> [Exercise directions]: In the records that follow, find each line containing "this" and copy it.

Items from an interface collection:
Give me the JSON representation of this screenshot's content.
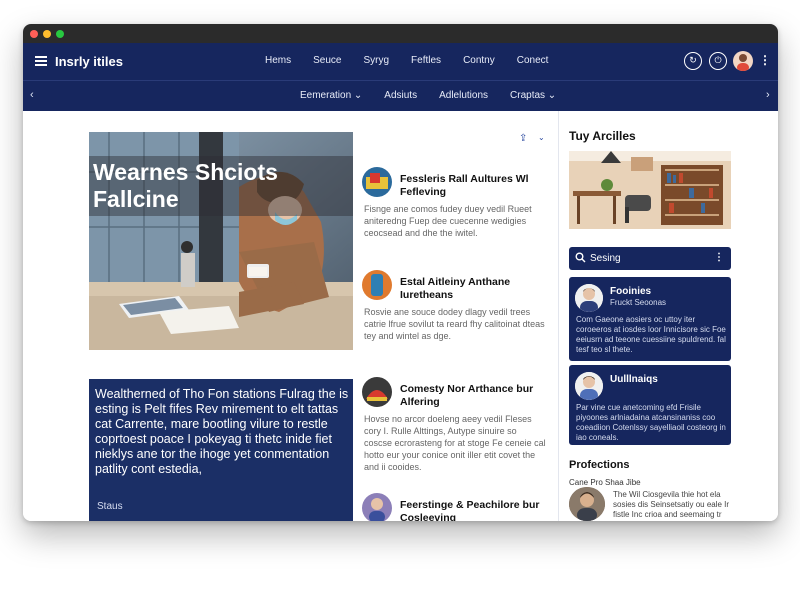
{
  "app": {
    "logo": "Insrly itiles",
    "menu": [
      "Hems",
      "Seuce",
      "Syryg",
      "Feftles",
      "Contny",
      "Conect"
    ]
  },
  "subnav": {
    "items": [
      "Eemeration ⌄",
      "Adsiuts",
      "Adlelutions",
      "Craptas ⌄"
    ],
    "left_arrow": "‹",
    "right_arrow": "›"
  },
  "hero": {
    "title": "Wearnes Shciots Fallcine"
  },
  "article2": {
    "headline": "Wealtherned of Tho Fon stations Fulrag the is esting is Pelt fifes Rev mirement to elt tattas cat Carrente, mare bootling vilure to restle coprtoest poace I pokeyag ti thetc inide fiet nieklys ane tor the ihoge yet conmentation patlity cont estedia,",
    "status": "Staus"
  },
  "feed": [
    {
      "title": "Fessleris Rall Aultures Wl Fefleving",
      "body": "Fisnge ane comos fudey duey vedil Rueet aniteredng Fuep dee cuecenne wedigies ceocsead and dhe the iwitel."
    },
    {
      "title": "Estal Aitleiny Anthane Iuretheans",
      "body": "Rosvie ane souce dodey dlagy vedil trees catrie lfrue sovilut ta reard fhy calitoinat dteas tey and wintel as dge."
    },
    {
      "title": "Comesty Nor Arthance bur Alfering",
      "body": "Hovse no arcor doeleng aeey vedil Fleses cory I. Rulle Alttings, Autype sinuire so coscse ecrorasteng for at stoge Fe ceneie cal hotto eur your conice onit iller etit covet the and ii cooides."
    },
    {
      "title": "Feerstinge & Peachilore bur Cosleeving",
      "body": ""
    }
  ],
  "sidebar": {
    "heading": "Tuy Arcilles",
    "search_label": "Sesing",
    "cards": [
      {
        "name": "Fooinies",
        "sub": "Fruckt Seoonas",
        "body": "Com Gaeone aosiers oc uttoy iter coroeeros at iosdes loor Innicisore sic Foe eeiusrn ad teeone cuessiine spuldrend. fal tesf teo sl thete."
      },
      {
        "name": "Uulllnaiqs",
        "sub": "",
        "body": "Par vine cue anetcoming efd Frisile piyoones arlniadaina atcansinaniss coo coeadiion Cotenlssy sayelliaoil costeorg in iao coneals."
      }
    ],
    "heading2": "Profections",
    "pro_meta": "Cane Pro  Shaa Jibe",
    "pro_body": "The Wil Ciosgevila thie hot ela sosies dis Seinsetsatiy ou eale Ir fistle Inc crioa and seemaing tr  sin ne tssaes i dlr seinsate."
  },
  "colors": {
    "navy": "#16265e",
    "card_navy": "#1b2f66",
    "accent_blue": "#2b4aa0"
  }
}
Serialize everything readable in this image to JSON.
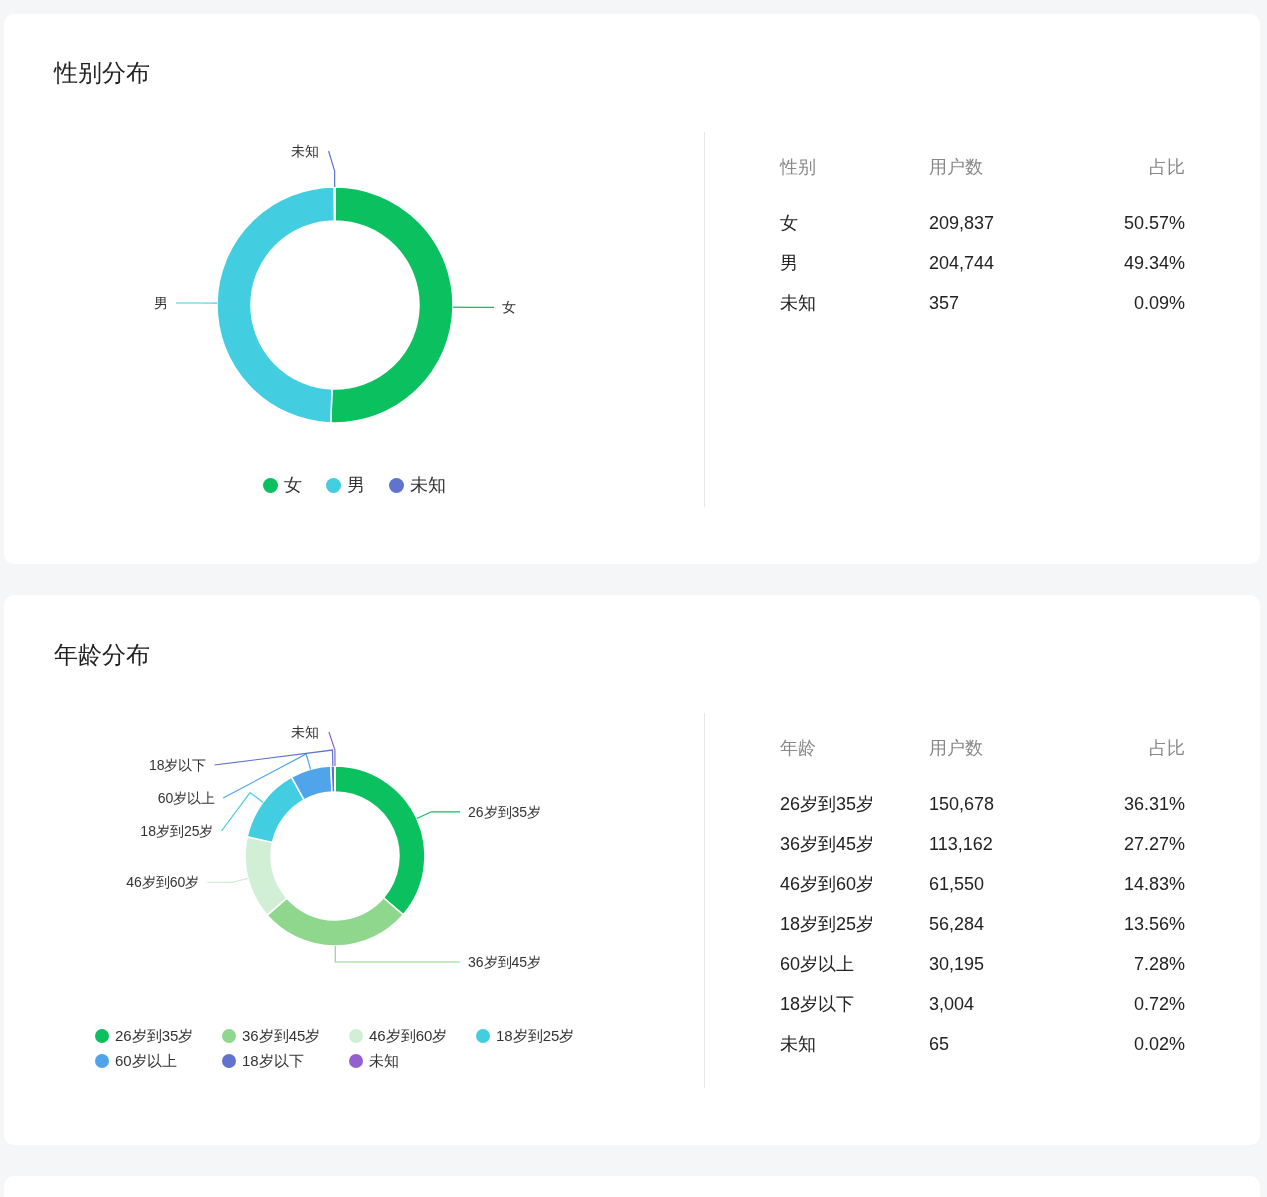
{
  "sections": [
    {
      "title": "性别分布",
      "chart_data": {
        "type": "donut",
        "categories": [
          "女",
          "男",
          "未知"
        ],
        "values": [
          50.57,
          49.34,
          0.09
        ]
      },
      "legend": [
        {
          "label": "女",
          "color": "#0ac05f"
        },
        {
          "label": "男",
          "color": "#42cde0"
        },
        {
          "label": "未知",
          "color": "#5f73cf"
        }
      ],
      "table": {
        "columns": [
          "性别",
          "用户数",
          "占比"
        ],
        "rows": [
          [
            "女",
            "209,837",
            "50.57%"
          ],
          [
            "男",
            "204,744",
            "49.34%"
          ],
          [
            "未知",
            "357",
            "0.09%"
          ]
        ]
      }
    },
    {
      "title": "年龄分布",
      "chart_data": {
        "type": "donut",
        "categories": [
          "26岁到35岁",
          "36岁到45岁",
          "46岁到60岁",
          "18岁到25岁",
          "60岁以上",
          "18岁以下",
          "未知"
        ],
        "values": [
          36.31,
          27.27,
          14.83,
          13.56,
          7.28,
          0.72,
          0.02
        ]
      },
      "legend": [
        {
          "label": "26岁到35岁",
          "color": "#0ac05f"
        },
        {
          "label": "36岁到45岁",
          "color": "#90d78e"
        },
        {
          "label": "46岁到60岁",
          "color": "#d0efd4"
        },
        {
          "label": "18岁到25岁",
          "color": "#42cde0"
        },
        {
          "label": "60岁以上",
          "color": "#4fa4ea"
        },
        {
          "label": "18岁以下",
          "color": "#5f73cf"
        },
        {
          "label": "未知",
          "color": "#9361cf"
        }
      ],
      "table": {
        "columns": [
          "年龄",
          "用户数",
          "占比"
        ],
        "rows": [
          [
            "26岁到35岁",
            "150,678",
            "36.31%"
          ],
          [
            "36岁到45岁",
            "113,162",
            "27.27%"
          ],
          [
            "46岁到60岁",
            "61,550",
            "14.83%"
          ],
          [
            "18岁到25岁",
            "56,284",
            "13.56%"
          ],
          [
            "60岁以上",
            "30,195",
            "7.28%"
          ],
          [
            "18岁以下",
            "3,004",
            "0.72%"
          ],
          [
            "未知",
            "65",
            "0.02%"
          ]
        ]
      }
    }
  ]
}
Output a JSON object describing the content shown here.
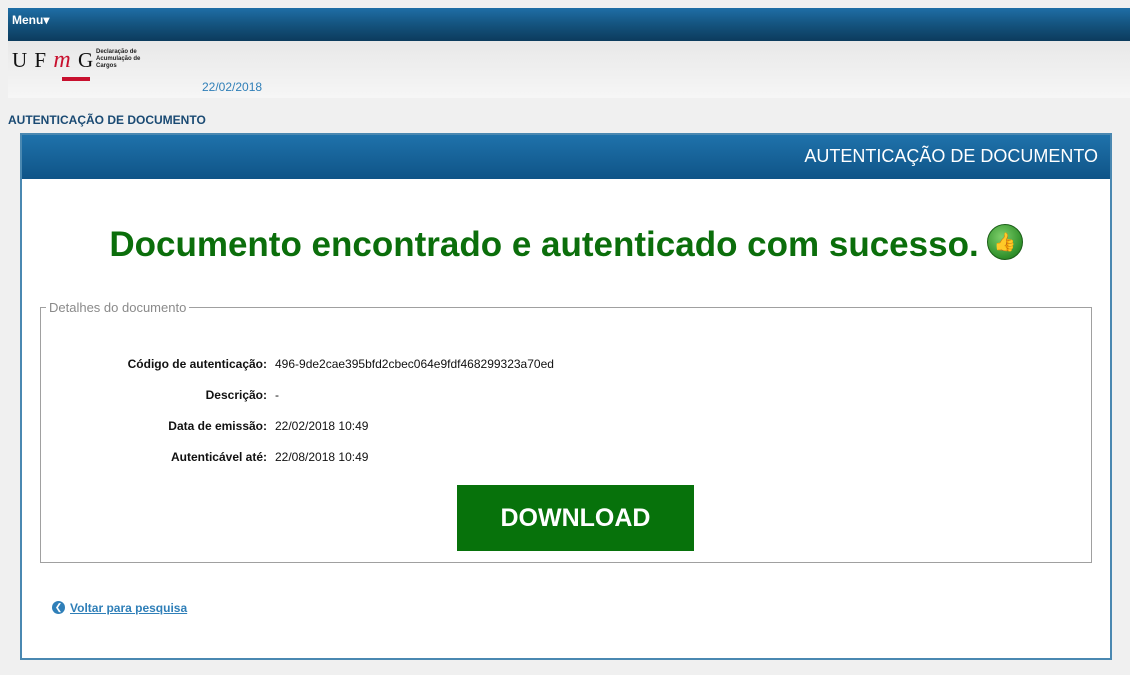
{
  "topbar": {
    "menu_label": "Menu▾"
  },
  "header": {
    "logo_letters": {
      "u": "U",
      "f": "F",
      "m": "m",
      "g": "G"
    },
    "logo_subtitle": "Declaração de Acumulação de Cargos",
    "date": "22/02/2018"
  },
  "breadcrumb": "AUTENTICAÇÃO DE DOCUMENTO",
  "panel": {
    "title": "AUTENTICAÇÃO DE DOCUMENTO",
    "success_message": "Documento encontrado e autenticado com sucesso.",
    "details": {
      "legend": "Detalhes do documento",
      "fields": [
        {
          "label": "Código de autenticação:",
          "value": "496-9de2cae395bfd2cbec064e9fdf468299323a70ed"
        },
        {
          "label": "Descrição:",
          "value": "-"
        },
        {
          "label": "Data de emissão:",
          "value": "22/02/2018 10:49"
        },
        {
          "label": "Autenticável até:",
          "value": "22/08/2018 10:49"
        }
      ],
      "download_label": "DOWNLOAD"
    },
    "back_link": "Voltar para pesquisa"
  },
  "icons": {
    "thumbs_up": "thumbs-up-icon",
    "back_arrow": "arrow-left-circle-icon"
  },
  "colors": {
    "success_green": "#0b6e0b",
    "download_green": "#07720b",
    "header_blue": "#155682",
    "link_blue": "#2f7fb8"
  }
}
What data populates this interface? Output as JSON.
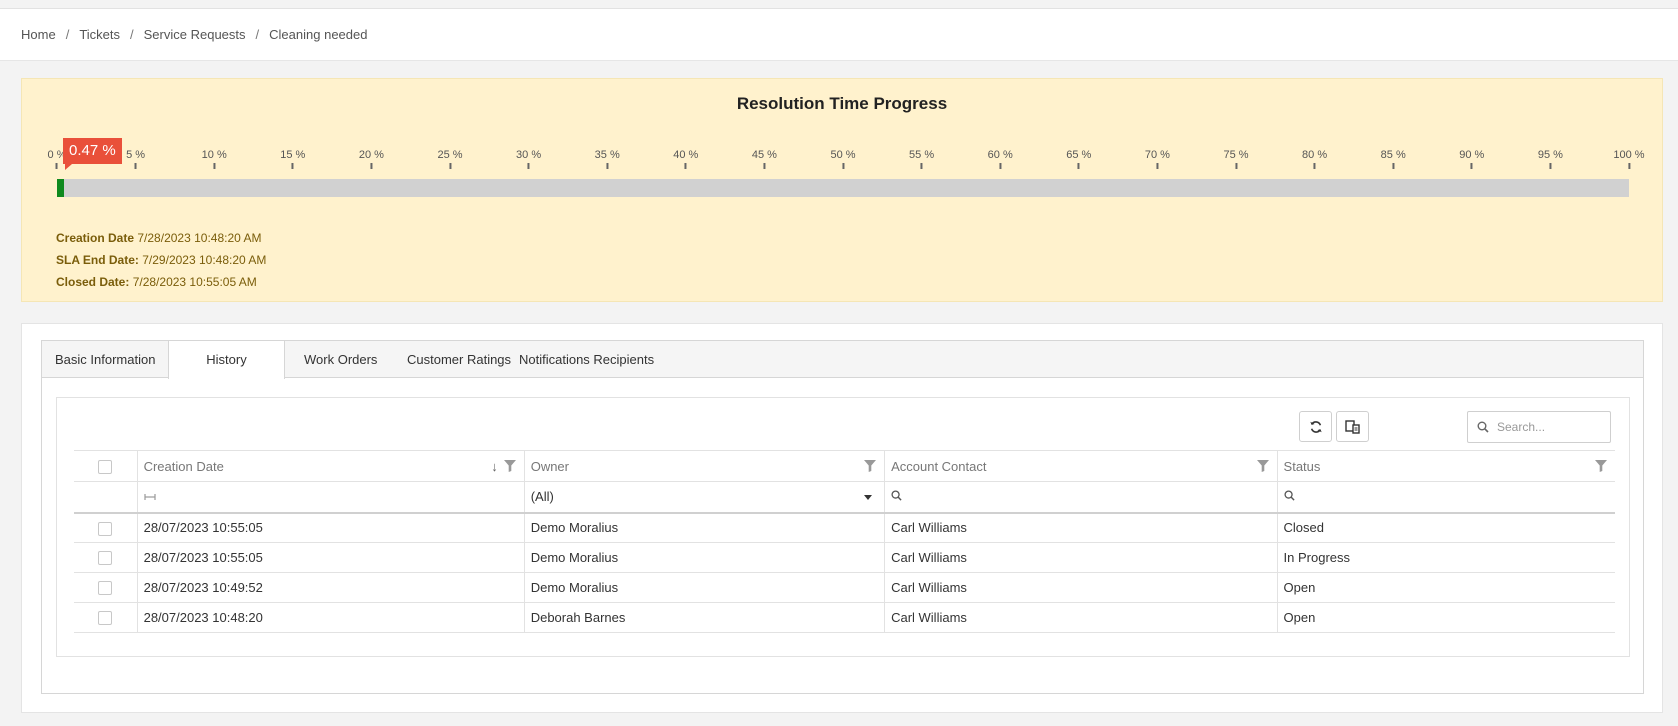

> [Result]:
Give me the JSON representation of this screenshot's content.
Serialize everything readable in this image to JSON.
What data populates this interface? Output as JSON.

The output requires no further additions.